So, I am opting to leave. If it wasnt for the course work and the teaching experience, I would consider the past 4 years a complete waste of my time as I am only leaving with a masters of science in physics and not the Ph.D. that I set out to get. If I count my undergraduate years that is nearly a decade of pursuing a single goal only not to finish it..
I looked back to see how the grad students that I left at Stony Brook did. Well, almost all of them have multiple publications and are at the stage of getting ready to complete the doctorate. I look at my fellow students here at UCLA and some of them have 1 or 2 publications to their names. Not nearly as many as the counterparts at Stony Brook. Of course, the ones that have survived here have all had research funding.
So, why did I bother writing this. Well, I just wanted to let people know not to put too much into the ranking system. That you can have a good experience at a low ranking school. The impression and what I saw in the graduate program at my much lower ranked undergraduate school was people enjoying their experience and getting publications out there. So, do not let ambition drive you to do something foolish like transfering because a school is ranked 10 more places up than the one you are at. Or not considering a school because it is lower ranked. Just make the best out of what you have. Start looking for an advisor as soon as you get to the department. Do not wait until your second year and definitely not the end of your second year (even if you are wanting to do theory). And if your advisor is unwilling to provide funding consider a new advisor. Teaching and courses are going to take a lot of time. So, having research funds lets you not have to teach. If your advisor isnt providing guidance and helping you form a thesis, find a new advisor and quickly do not let the situation sit around hoping that some insight will come to you and your advisor will jump onboard. Oh, it might be nice to have a wide background but do not keep taking courses unless they are seminar type things.
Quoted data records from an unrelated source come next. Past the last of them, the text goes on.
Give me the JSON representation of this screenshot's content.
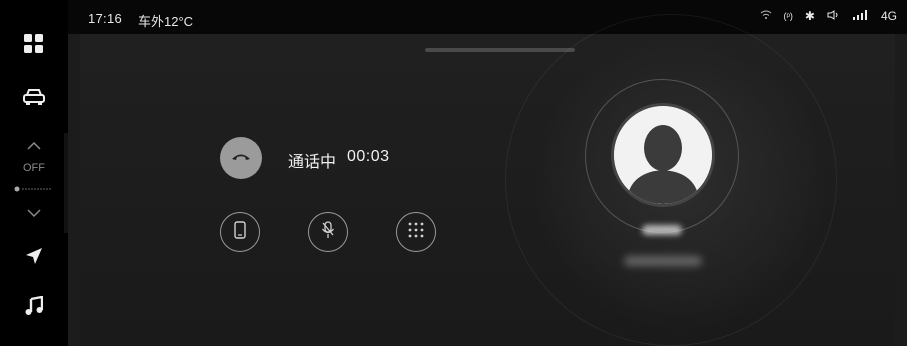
{
  "status": {
    "time": "17:16",
    "temperature": "车外12°C",
    "network": "4G"
  },
  "dock": {
    "climate_status": "OFF"
  },
  "call": {
    "state": "通话中",
    "duration": "00:03"
  },
  "colors": {
    "background": "#0b0b0b",
    "panel": "#1c1c1c",
    "accent_button": "#9b9b9b"
  },
  "icons": [
    "apps-grid-icon",
    "car-icon",
    "chevron-up-icon",
    "fan-icon",
    "chevron-down-icon",
    "navigation-icon",
    "music-icon",
    "wifi-icon",
    "hotspot-icon",
    "bluetooth-icon",
    "volume-icon",
    "signal-icon",
    "hang-up-icon",
    "phone-handset-icon",
    "mic-mute-icon",
    "keypad-icon"
  ]
}
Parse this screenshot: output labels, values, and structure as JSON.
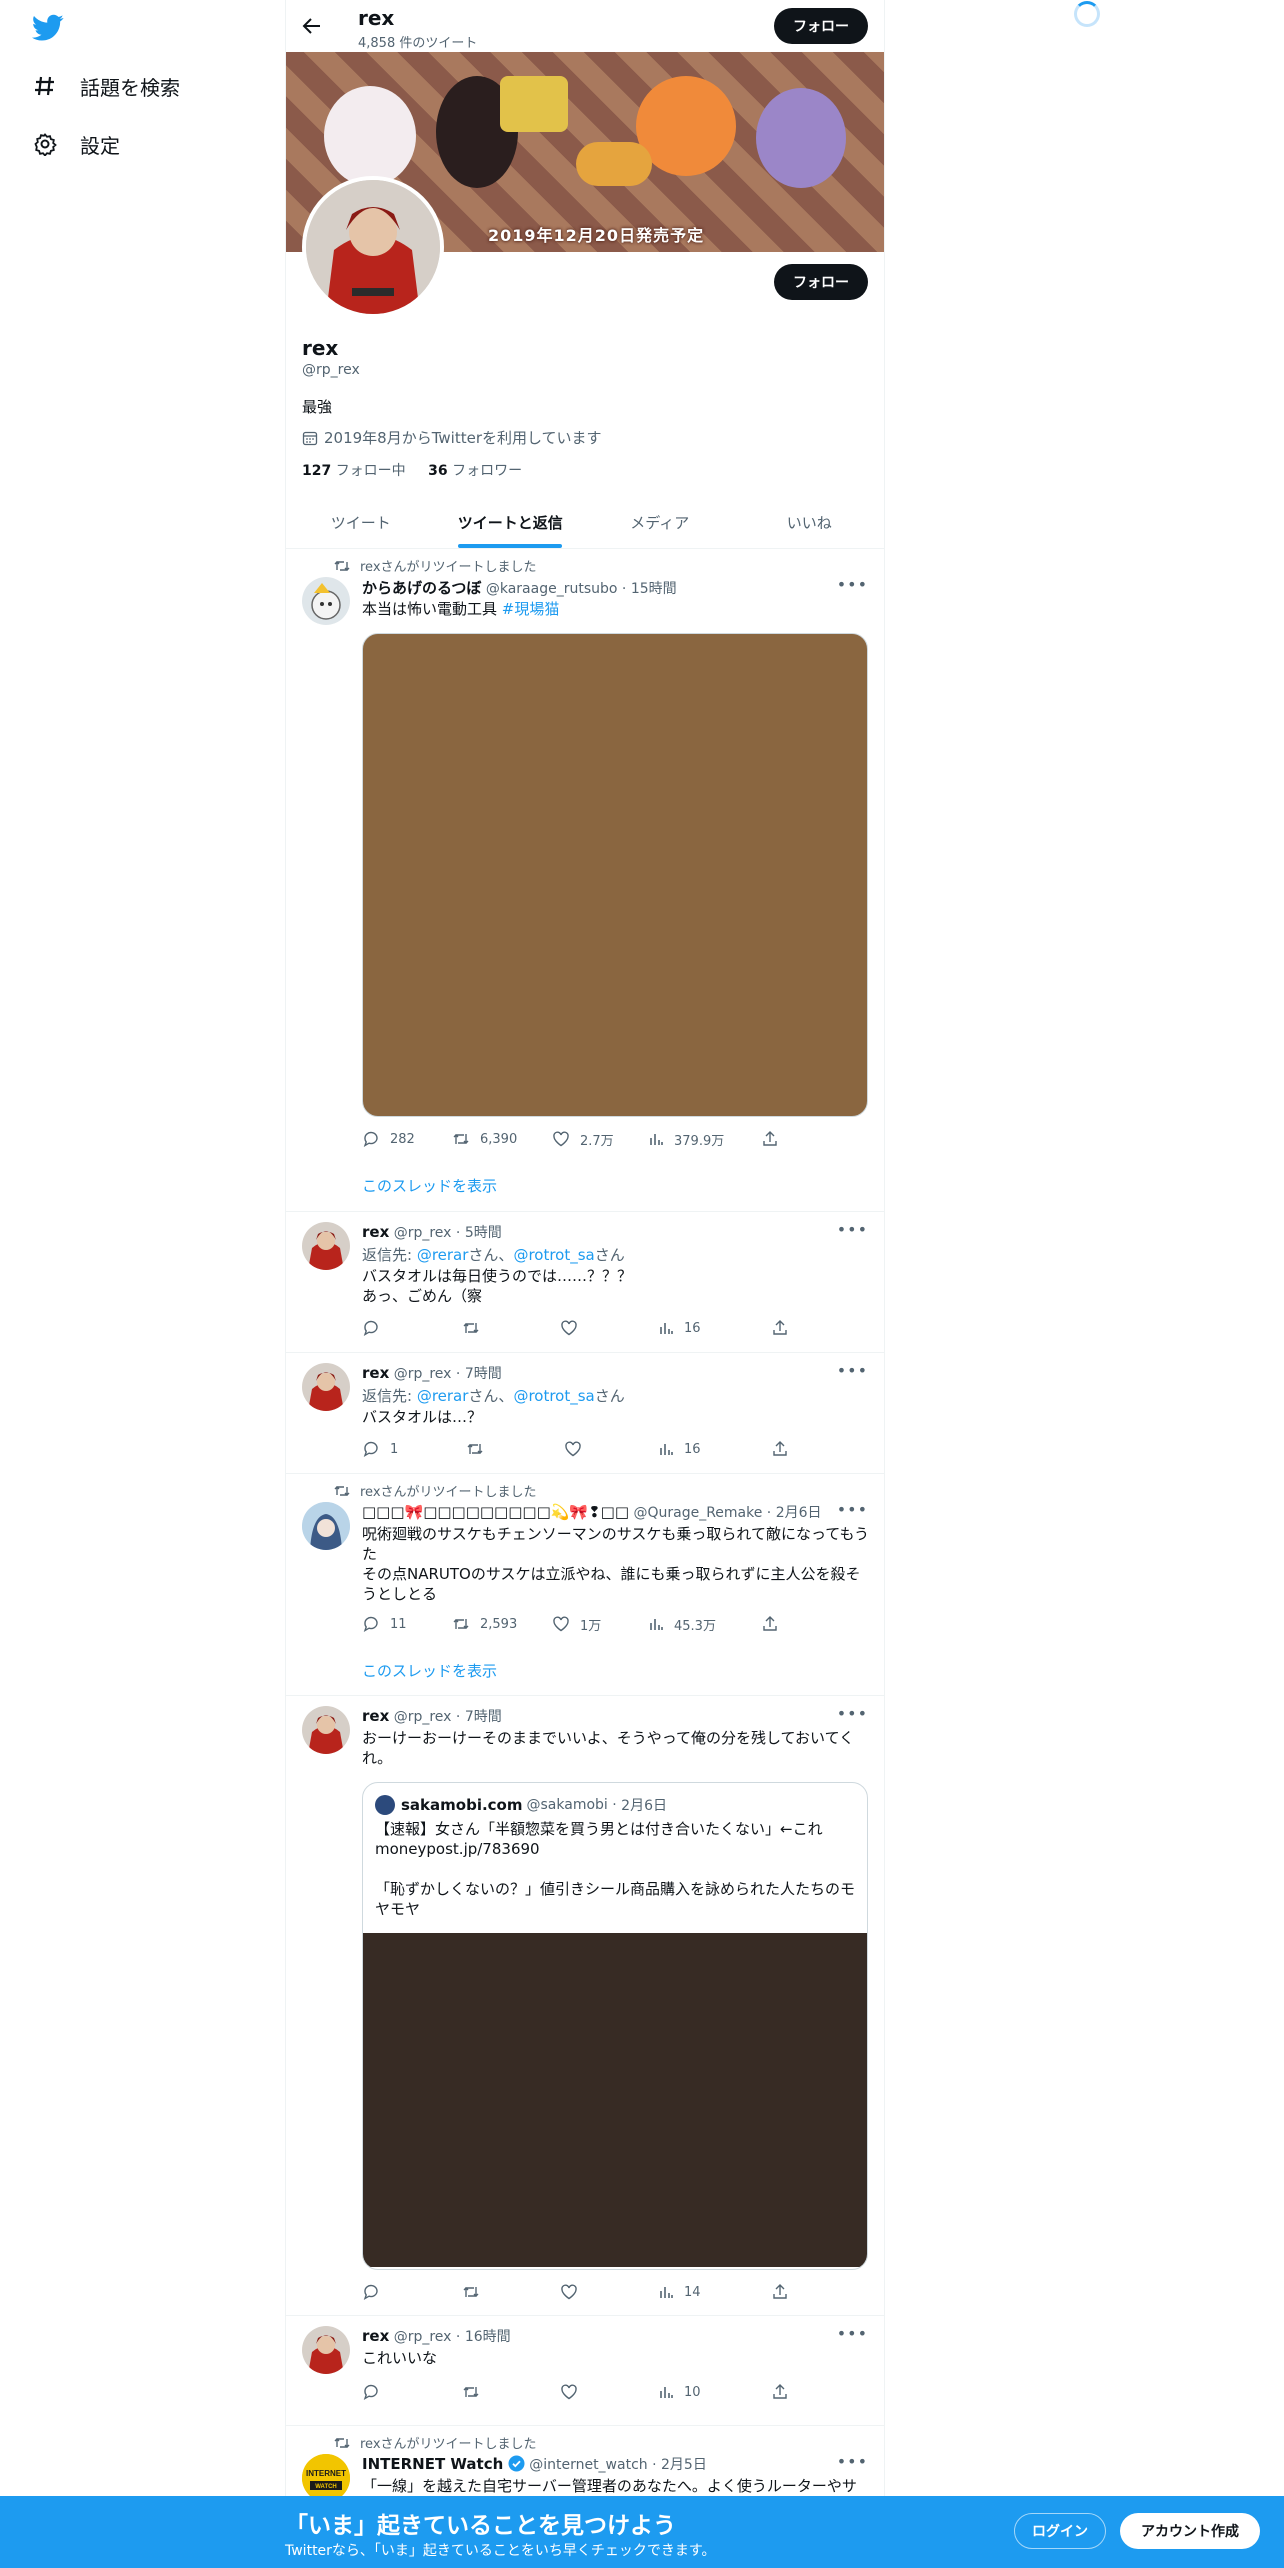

As for my plans at this point, I have absolutely no idea. I have considered everything from trying to finish this at another university to high school teaching. Though, I will probably end up doing something in science or math education. One thing I really got out of my graduate student experience was that I enjoyed preparing for and teaching others. With the way things are going in high energy theory and high energy physics in general, I doubt I attempt to go back to finish the Ph.D. I find myself depressed and disillusioned with the whole thing.
Well, I do not know if this will help anyone. Perhaps, it is more of what not to do.